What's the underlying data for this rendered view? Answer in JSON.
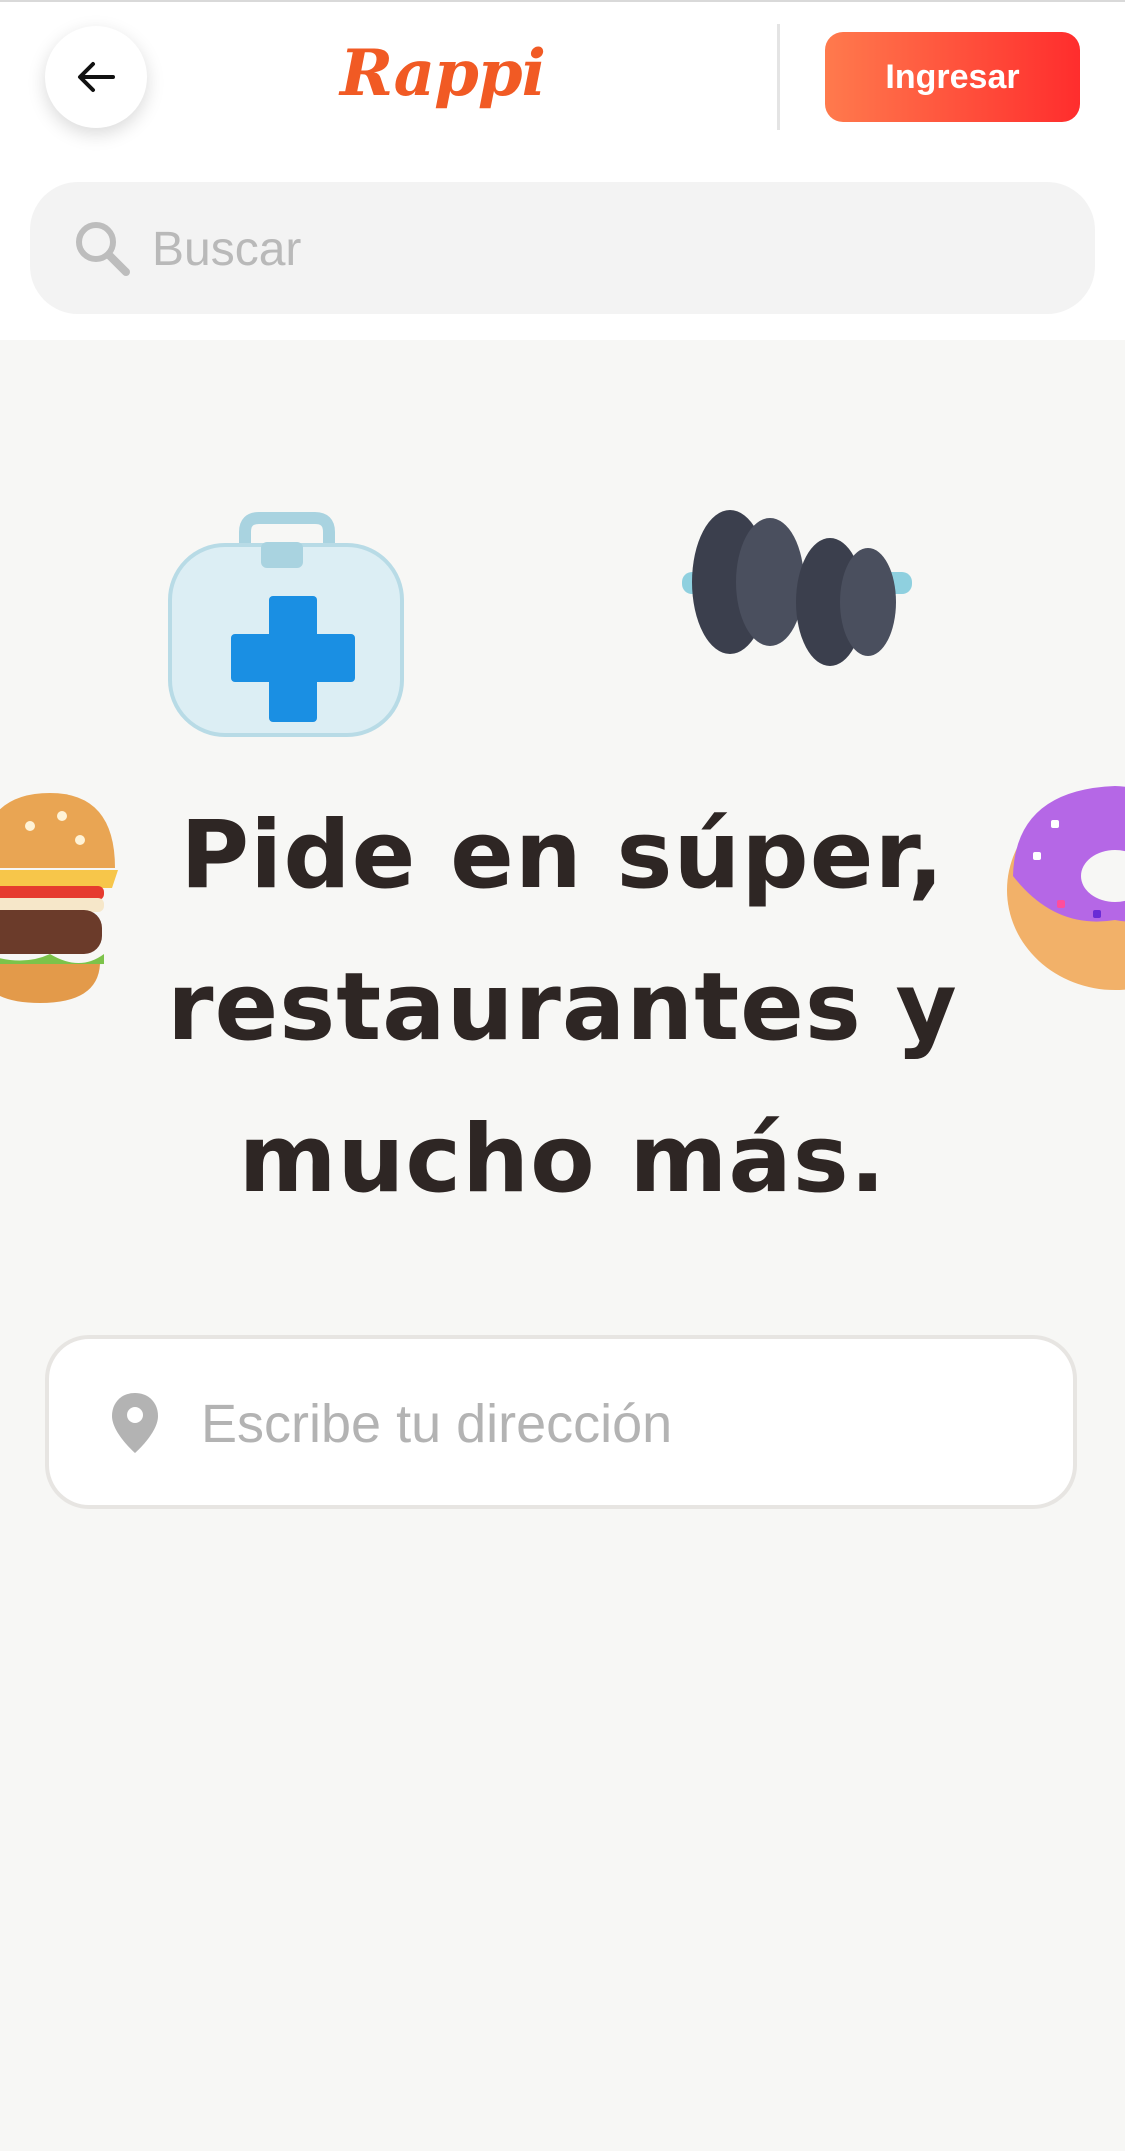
{
  "header": {
    "back_icon": "arrow-left-icon",
    "logo_text": "Rappi",
    "login_label": "Ingresar",
    "brand_color": "#f15a24"
  },
  "search": {
    "placeholder": "Buscar",
    "icon": "search-icon"
  },
  "hero": {
    "title_lines": [
      "Pide en súper,",
      "restaurantes y",
      "mucho más."
    ],
    "decorations": [
      "first-aid-kit-icon",
      "dumbbell-icon",
      "burger-icon",
      "donut-icon"
    ]
  },
  "address": {
    "placeholder": "Escribe tu dirección",
    "icon": "location-pin-icon"
  }
}
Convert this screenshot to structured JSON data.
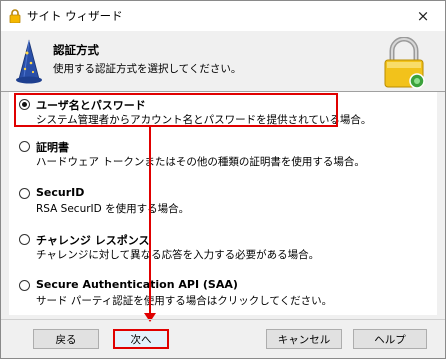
{
  "window": {
    "title": "サイト ウィザード",
    "close_glyph": "×"
  },
  "header": {
    "title": "認証方式",
    "description": "使用する認証方式を選択してください。",
    "left_icon": "wizard-hat-icon",
    "right_icon": "lock-icon"
  },
  "options": [
    {
      "label": "ユーザ名とパスワード",
      "description": "システム管理者からアカウント名とパスワードを提供されている場合。",
      "selected": true
    },
    {
      "label": "証明書",
      "description": "ハードウェア トークンまたはその他の種類の証明書を使用する場合。",
      "selected": false
    },
    {
      "label": "SecurID",
      "description": "RSA SecurID を使用する場合。",
      "selected": false
    },
    {
      "label": "チャレンジ レスポンス",
      "description": "チャレンジに対して異なる応答を入力する必要がある場合。",
      "selected": false
    },
    {
      "label": "Secure Authentication API (SAA)",
      "description": "サード パーティ認証を使用する場合はクリックしてください。",
      "selected": false
    }
  ],
  "buttons": {
    "back": "戻る",
    "next": "次へ",
    "cancel": "キャンセル",
    "help": "ヘルプ"
  },
  "colors": {
    "highlight": "#e00000"
  }
}
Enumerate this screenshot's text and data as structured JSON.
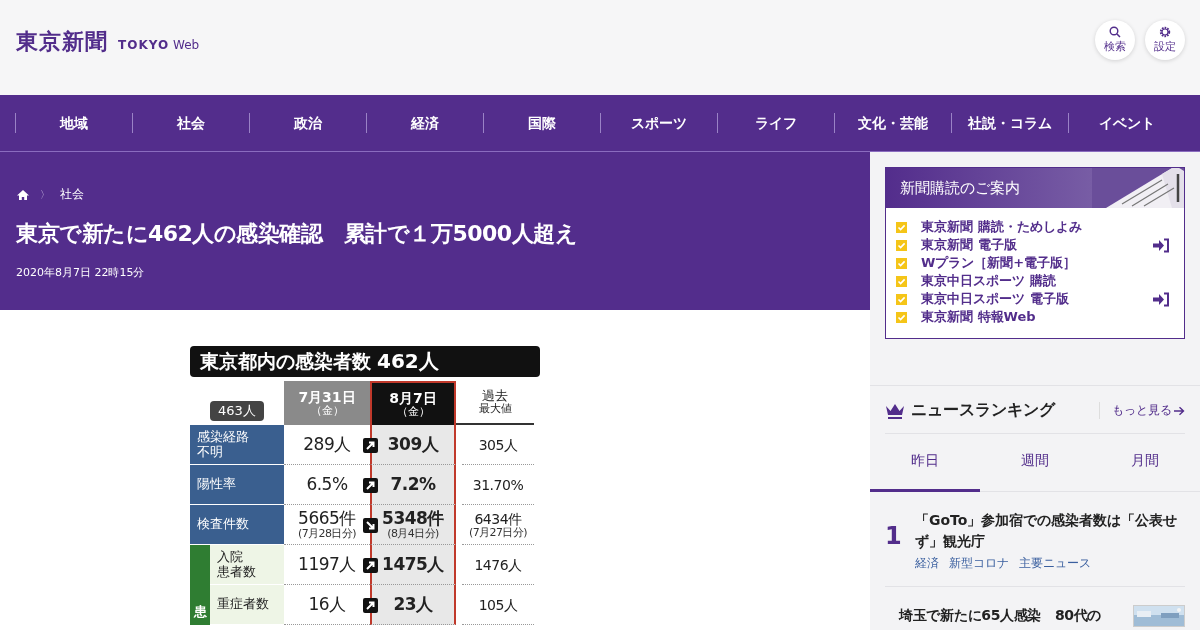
{
  "header": {
    "logo": "東京新聞",
    "logo_sub_bold": "TOKYO",
    "logo_sub": "Web",
    "actions": [
      {
        "kind": "search",
        "label": "検索"
      },
      {
        "kind": "settings",
        "label": "設定"
      }
    ]
  },
  "nav": [
    "地域",
    "社会",
    "政治",
    "経済",
    "国際",
    "スポーツ",
    "ライフ",
    "文化・芸能",
    "社説・コラム",
    "イベント"
  ],
  "article": {
    "breadcrumb_separator": "〉",
    "breadcrumb": [
      "社会"
    ],
    "title": "東京で新たに462人の感染確認　累計で１万5000人超え",
    "date": "2020年8月7日 22時15分"
  },
  "graphic": {
    "title": "東京都内の感染者数",
    "title_count": "462人",
    "prev_count": "463人",
    "columns": [
      {
        "lines": [
          "7月31日",
          "（金）"
        ],
        "kind": "prev"
      },
      {
        "lines": [
          "8月7日",
          "（金）"
        ],
        "kind": "current"
      },
      {
        "lines": [
          "過去",
          "最大値"
        ],
        "kind": "max"
      }
    ],
    "rows": [
      {
        "label": [
          "感染経路",
          "不明"
        ],
        "in_group": false,
        "color": "#3a5f8f",
        "prev": "289人",
        "kind": "up",
        "current": "309人",
        "max": "305人"
      },
      {
        "label": [
          "陽性率"
        ],
        "in_group": false,
        "color": "#3a5f8f",
        "prev": "6.5%",
        "kind": "up",
        "current": "7.2%",
        "max": "31.70%"
      },
      {
        "label": [
          "検査件数"
        ],
        "in_group": false,
        "color": "#3a5f8f",
        "prev": "5665件",
        "prev_note": "(7月28日分)",
        "kind": "down",
        "current": "5348件",
        "current_note": "(8月4日分)",
        "max": "6434件",
        "max_note": "(7月27日分)"
      },
      {
        "label": [
          "入院",
          "患者数"
        ],
        "in_group": true,
        "color": "#eef5e6",
        "prev": "1197人",
        "kind": "up",
        "current": "1475人",
        "max": "1476人"
      },
      {
        "label": [
          "重症者数"
        ],
        "in_group": true,
        "color": "#eef5e6",
        "prev": "16人",
        "kind": "up",
        "current": "23人",
        "max": "105人"
      }
    ],
    "group_label": {
      "text": "患",
      "color": "#2f7d32"
    }
  },
  "subscribe": {
    "title": "新聞購読のご案内",
    "items": [
      {
        "label": "東京新聞 購読・ためしよみ",
        "login": false
      },
      {
        "label": "東京新聞 電子版",
        "login": true
      },
      {
        "label": "Wプラン［新聞+電子版］",
        "login": false
      },
      {
        "label": "東京中日スポーツ 購読",
        "login": false
      },
      {
        "label": "東京中日スポーツ 電子版",
        "login": true
      },
      {
        "label": "東京新聞 特報Web",
        "login": false
      }
    ]
  },
  "ranking": {
    "title": "ニュースランキング",
    "more": "もっと見る",
    "tabs": [
      {
        "label": "昨日",
        "selected": true
      },
      {
        "label": "週間",
        "selected": false
      },
      {
        "label": "月間",
        "selected": false
      }
    ],
    "items": [
      {
        "rank": "1",
        "title": "「GoTo」参加宿での感染者数は「公表せず」観光庁",
        "tags": [
          "経済",
          "新型コロナ",
          "主要ニュース"
        ]
      },
      {
        "title": "埼玉で新たに65人感染　80代の",
        "kind": "picture"
      }
    ]
  }
}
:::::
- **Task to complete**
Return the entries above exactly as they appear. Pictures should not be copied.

- **Exercise result**
What's the underlying data for this rendered view? Answer in JSON.
{
  "header": {
    "back_icon": "arrow-left-icon",
    "logo_text": "Rappi",
    "login_label": "Ingresar",
    "brand_color": "#f15a24"
  },
  "search": {
    "placeholder": "Buscar",
    "icon": "search-icon"
  },
  "hero": {
    "title_lines": [
      "Pide en súper,",
      "restaurantes y",
      "mucho más."
    ],
    "decorations": [
      "first-aid-kit-icon",
      "dumbbell-icon",
      "burger-icon",
      "donut-icon"
    ]
  },
  "address": {
    "placeholder": "Escribe tu dirección",
    "icon": "location-pin-icon"
  }
}
Convert this screenshot to structured JSON data.
{
  "window": {
    "title": "サイト ウィザード",
    "close_glyph": "×"
  },
  "header": {
    "title": "認証方式",
    "description": "使用する認証方式を選択してください。",
    "left_icon": "wizard-hat-icon",
    "right_icon": "lock-icon"
  },
  "options": [
    {
      "label": "ユーザ名とパスワード",
      "description": "システム管理者からアカウント名とパスワードを提供されている場合。",
      "selected": true
    },
    {
      "label": "証明書",
      "description": "ハードウェア トークンまたはその他の種類の証明書を使用する場合。",
      "selected": false
    },
    {
      "label": "SecurID",
      "description": "RSA SecurID を使用する場合。",
      "selected": false
    },
    {
      "label": "チャレンジ レスポンス",
      "description": "チャレンジに対して異なる応答を入力する必要がある場合。",
      "selected": false
    },
    {
      "label": "Secure Authentication API (SAA)",
      "description": "サード パーティ認証を使用する場合はクリックしてください。",
      "selected": false
    }
  ],
  "buttons": {
    "back": "戻る",
    "next": "次へ",
    "cancel": "キャンセル",
    "help": "ヘルプ"
  },
  "colors": {
    "highlight": "#e00000"
  }
}
Enumerate this screenshot's text and data as structured JSON.
{
  "header": {
    "logo": "東京新聞",
    "logo_sub_bold": "TOKYO",
    "logo_sub": "Web",
    "actions": [
      {
        "kind": "search",
        "label": "検索"
      },
      {
        "kind": "settings",
        "label": "設定"
      }
    ]
  },
  "nav": [
    "地域",
    "社会",
    "政治",
    "経済",
    "国際",
    "スポーツ",
    "ライフ",
    "文化・芸能",
    "社説・コラム",
    "イベント"
  ],
  "article": {
    "breadcrumb_separator": "〉",
    "breadcrumb": [
      "社会"
    ],
    "title": "東京で新たに462人の感染確認　累計で１万5000人超え",
    "date": "2020年8月7日 22時15分"
  },
  "graphic": {
    "title": "東京都内の感染者数",
    "title_count": "462人",
    "prev_count": "463人",
    "columns": [
      {
        "lines": [
          "7月31日",
          "（金）"
        ],
        "kind": "prev"
      },
      {
        "lines": [
          "8月7日",
          "（金）"
        ],
        "kind": "current"
      },
      {
        "lines": [
          "過去",
          "最大値"
        ],
        "kind": "max"
      }
    ],
    "rows": [
      {
        "label": [
          "感染経路",
          "不明"
        ],
        "in_group": false,
        "color": "#3a5f8f",
        "prev": "289人",
        "kind": "up",
        "current": "309人",
        "max": "305人"
      },
      {
        "label": [
          "陽性率"
        ],
        "in_group": false,
        "color": "#3a5f8f",
        "prev": "6.5%",
        "kind": "up",
        "current": "7.2%",
        "max": "31.70%"
      },
      {
        "label": [
          "検査件数"
        ],
        "in_group": false,
        "color": "#3a5f8f",
        "prev": "5665件",
        "prev_note": "(7月28日分)",
        "kind": "down",
        "current": "5348件",
        "current_note": "(8月4日分)",
        "max": "6434件",
        "max_note": "(7月27日分)"
      },
      {
        "label": [
          "入院",
          "患者数"
        ],
        "in_group": true,
        "color": "#eef5e6",
        "prev": "1197人",
        "kind": "up",
        "current": "1475人",
        "max": "1476人"
      },
      {
        "label": [
          "重症者数"
        ],
        "in_group": true,
        "color": "#eef5e6",
        "prev": "16人",
        "kind": "up",
        "current": "23人",
        "max": "105人"
      }
    ],
    "group_label": {
      "text": "患",
      "color": "#2f7d32"
    }
  },
  "subscribe": {
    "title": "新聞購読のご案内",
    "items": [
      {
        "label": "東京新聞 購読・ためしよみ",
        "login": false
      },
      {
        "label": "東京新聞 電子版",
        "login": true
      },
      {
        "label": "Wプラン［新聞+電子版］",
        "login": false
      },
      {
        "label": "東京中日スポーツ 購読",
        "login": false
      },
      {
        "label": "東京中日スポーツ 電子版",
        "login": true
      },
      {
        "label": "東京新聞 特報Web",
        "login": false
      }
    ]
  },
  "ranking": {
    "title": "ニュースランキング",
    "more": "もっと見る",
    "tabs": [
      {
        "label": "昨日",
        "selected": true
      },
      {
        "label": "週間",
        "selected": false
      },
      {
        "label": "月間",
        "selected": false
      }
    ],
    "items": [
      {
        "rank": "1",
        "title": "「GoTo」参加宿での感染者数は「公表せず」観光庁",
        "tags": [
          "経済",
          "新型コロナ",
          "主要ニュース"
        ]
      },
      {
        "title": "埼玉で新たに65人感染　80代の",
        "kind": "picture"
      }
    ]
  }
}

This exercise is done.